- [Required work]:
Which lines of the data below include the string "Profit"? Return each of them.

┌──

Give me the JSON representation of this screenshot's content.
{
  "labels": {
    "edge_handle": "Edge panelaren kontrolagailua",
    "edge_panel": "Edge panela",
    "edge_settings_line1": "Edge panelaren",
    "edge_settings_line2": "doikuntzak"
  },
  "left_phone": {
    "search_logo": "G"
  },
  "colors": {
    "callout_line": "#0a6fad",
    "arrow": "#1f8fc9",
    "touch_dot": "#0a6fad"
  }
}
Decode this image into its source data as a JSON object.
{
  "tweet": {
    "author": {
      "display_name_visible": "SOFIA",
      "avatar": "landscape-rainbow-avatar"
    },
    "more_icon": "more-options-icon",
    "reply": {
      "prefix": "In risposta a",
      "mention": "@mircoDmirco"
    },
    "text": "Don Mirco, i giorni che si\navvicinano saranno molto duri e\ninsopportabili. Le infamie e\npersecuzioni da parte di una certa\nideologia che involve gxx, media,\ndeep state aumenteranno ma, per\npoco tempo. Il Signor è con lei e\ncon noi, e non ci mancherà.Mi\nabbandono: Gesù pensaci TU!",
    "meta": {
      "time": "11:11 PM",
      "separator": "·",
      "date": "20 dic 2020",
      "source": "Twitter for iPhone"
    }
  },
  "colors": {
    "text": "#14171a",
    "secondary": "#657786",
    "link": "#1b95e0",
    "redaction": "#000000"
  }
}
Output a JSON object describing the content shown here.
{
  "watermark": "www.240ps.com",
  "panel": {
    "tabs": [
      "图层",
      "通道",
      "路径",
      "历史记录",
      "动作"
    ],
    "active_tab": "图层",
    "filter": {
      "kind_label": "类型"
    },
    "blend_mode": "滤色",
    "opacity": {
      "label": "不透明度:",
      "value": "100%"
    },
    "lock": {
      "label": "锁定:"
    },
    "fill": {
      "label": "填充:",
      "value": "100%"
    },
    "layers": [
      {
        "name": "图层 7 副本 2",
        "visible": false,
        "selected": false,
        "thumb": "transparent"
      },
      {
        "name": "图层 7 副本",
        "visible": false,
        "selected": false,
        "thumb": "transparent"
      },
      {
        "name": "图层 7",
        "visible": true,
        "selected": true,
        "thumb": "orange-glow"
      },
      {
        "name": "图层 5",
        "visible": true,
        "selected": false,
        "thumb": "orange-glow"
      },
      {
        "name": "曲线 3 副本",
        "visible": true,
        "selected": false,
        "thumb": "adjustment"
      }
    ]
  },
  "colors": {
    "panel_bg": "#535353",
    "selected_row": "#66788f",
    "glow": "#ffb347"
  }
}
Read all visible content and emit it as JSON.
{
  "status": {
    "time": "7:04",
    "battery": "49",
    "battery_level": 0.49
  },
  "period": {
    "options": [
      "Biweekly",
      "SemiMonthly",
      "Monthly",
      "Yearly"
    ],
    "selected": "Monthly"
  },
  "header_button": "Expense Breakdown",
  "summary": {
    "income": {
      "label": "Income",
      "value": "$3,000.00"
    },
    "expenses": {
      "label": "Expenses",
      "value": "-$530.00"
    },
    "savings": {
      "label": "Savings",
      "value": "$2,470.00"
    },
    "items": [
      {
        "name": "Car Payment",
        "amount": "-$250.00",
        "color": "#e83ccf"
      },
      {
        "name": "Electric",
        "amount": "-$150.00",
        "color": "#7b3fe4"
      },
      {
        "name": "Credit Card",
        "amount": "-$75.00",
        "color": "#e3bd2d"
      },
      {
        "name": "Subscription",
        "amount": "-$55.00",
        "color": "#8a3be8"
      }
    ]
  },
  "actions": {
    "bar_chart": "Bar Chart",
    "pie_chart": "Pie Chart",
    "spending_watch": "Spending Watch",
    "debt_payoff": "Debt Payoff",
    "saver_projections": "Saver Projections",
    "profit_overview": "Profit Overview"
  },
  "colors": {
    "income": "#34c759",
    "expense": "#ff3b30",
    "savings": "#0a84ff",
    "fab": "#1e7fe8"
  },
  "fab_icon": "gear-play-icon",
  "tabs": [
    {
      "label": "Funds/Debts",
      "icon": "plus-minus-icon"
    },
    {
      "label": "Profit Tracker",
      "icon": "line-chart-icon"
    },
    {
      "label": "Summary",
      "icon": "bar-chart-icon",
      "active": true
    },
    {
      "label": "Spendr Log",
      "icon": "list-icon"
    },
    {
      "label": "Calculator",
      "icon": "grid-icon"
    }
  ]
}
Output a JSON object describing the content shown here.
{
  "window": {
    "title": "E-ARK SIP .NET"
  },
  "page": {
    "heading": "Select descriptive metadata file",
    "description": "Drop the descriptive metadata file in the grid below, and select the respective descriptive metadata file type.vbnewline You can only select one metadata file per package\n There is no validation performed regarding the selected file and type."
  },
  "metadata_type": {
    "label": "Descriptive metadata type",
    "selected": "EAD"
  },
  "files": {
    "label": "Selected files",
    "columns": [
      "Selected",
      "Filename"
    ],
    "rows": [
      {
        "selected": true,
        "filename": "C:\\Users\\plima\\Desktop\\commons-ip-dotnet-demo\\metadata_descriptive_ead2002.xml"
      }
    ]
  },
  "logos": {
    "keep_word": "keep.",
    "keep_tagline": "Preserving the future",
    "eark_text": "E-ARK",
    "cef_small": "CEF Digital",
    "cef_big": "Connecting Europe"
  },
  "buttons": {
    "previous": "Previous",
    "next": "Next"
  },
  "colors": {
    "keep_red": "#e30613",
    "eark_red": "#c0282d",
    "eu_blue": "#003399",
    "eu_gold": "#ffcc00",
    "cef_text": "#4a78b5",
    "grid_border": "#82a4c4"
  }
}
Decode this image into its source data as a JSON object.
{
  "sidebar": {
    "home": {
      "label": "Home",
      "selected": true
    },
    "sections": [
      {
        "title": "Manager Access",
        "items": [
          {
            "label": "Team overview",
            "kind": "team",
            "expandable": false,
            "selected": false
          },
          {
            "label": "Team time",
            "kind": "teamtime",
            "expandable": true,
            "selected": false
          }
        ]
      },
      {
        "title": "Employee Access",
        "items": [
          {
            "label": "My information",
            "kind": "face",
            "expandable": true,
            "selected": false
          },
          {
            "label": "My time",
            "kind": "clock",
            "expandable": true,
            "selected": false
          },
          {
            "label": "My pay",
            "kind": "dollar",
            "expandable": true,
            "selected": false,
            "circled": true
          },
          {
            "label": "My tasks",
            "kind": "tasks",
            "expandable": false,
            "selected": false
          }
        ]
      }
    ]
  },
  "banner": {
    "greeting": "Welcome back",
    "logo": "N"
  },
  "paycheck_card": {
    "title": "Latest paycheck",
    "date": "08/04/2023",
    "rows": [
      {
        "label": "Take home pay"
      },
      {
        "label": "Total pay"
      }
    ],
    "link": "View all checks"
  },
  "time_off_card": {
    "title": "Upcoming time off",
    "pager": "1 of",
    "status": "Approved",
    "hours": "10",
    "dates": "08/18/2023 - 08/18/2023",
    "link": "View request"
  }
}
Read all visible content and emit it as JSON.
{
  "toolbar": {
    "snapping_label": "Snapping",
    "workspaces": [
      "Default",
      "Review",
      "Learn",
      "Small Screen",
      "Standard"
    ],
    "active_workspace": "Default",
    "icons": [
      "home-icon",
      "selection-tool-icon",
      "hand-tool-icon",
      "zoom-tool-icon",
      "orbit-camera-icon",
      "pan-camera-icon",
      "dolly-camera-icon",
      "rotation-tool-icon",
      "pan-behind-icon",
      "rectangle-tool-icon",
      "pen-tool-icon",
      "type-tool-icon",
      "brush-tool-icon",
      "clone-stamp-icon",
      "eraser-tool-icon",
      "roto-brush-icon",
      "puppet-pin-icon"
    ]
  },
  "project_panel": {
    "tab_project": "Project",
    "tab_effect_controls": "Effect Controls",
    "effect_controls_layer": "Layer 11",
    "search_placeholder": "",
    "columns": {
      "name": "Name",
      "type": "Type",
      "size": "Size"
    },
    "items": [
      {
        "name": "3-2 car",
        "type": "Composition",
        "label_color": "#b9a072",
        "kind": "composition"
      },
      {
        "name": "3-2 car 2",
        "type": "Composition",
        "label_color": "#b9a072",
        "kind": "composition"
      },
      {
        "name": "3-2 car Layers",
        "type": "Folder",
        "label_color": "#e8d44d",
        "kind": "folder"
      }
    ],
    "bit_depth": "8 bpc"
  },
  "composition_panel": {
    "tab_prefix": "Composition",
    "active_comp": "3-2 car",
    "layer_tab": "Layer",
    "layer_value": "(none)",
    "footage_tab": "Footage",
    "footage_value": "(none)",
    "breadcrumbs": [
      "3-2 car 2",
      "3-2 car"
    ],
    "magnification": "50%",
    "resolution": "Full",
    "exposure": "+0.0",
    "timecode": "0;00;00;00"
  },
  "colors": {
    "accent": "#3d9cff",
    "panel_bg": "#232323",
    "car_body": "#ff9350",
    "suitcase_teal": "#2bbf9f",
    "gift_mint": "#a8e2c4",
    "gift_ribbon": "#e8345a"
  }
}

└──

- [Response]:
    "profit_overview": "Profit Overview"
      "label": "Profit Tracker",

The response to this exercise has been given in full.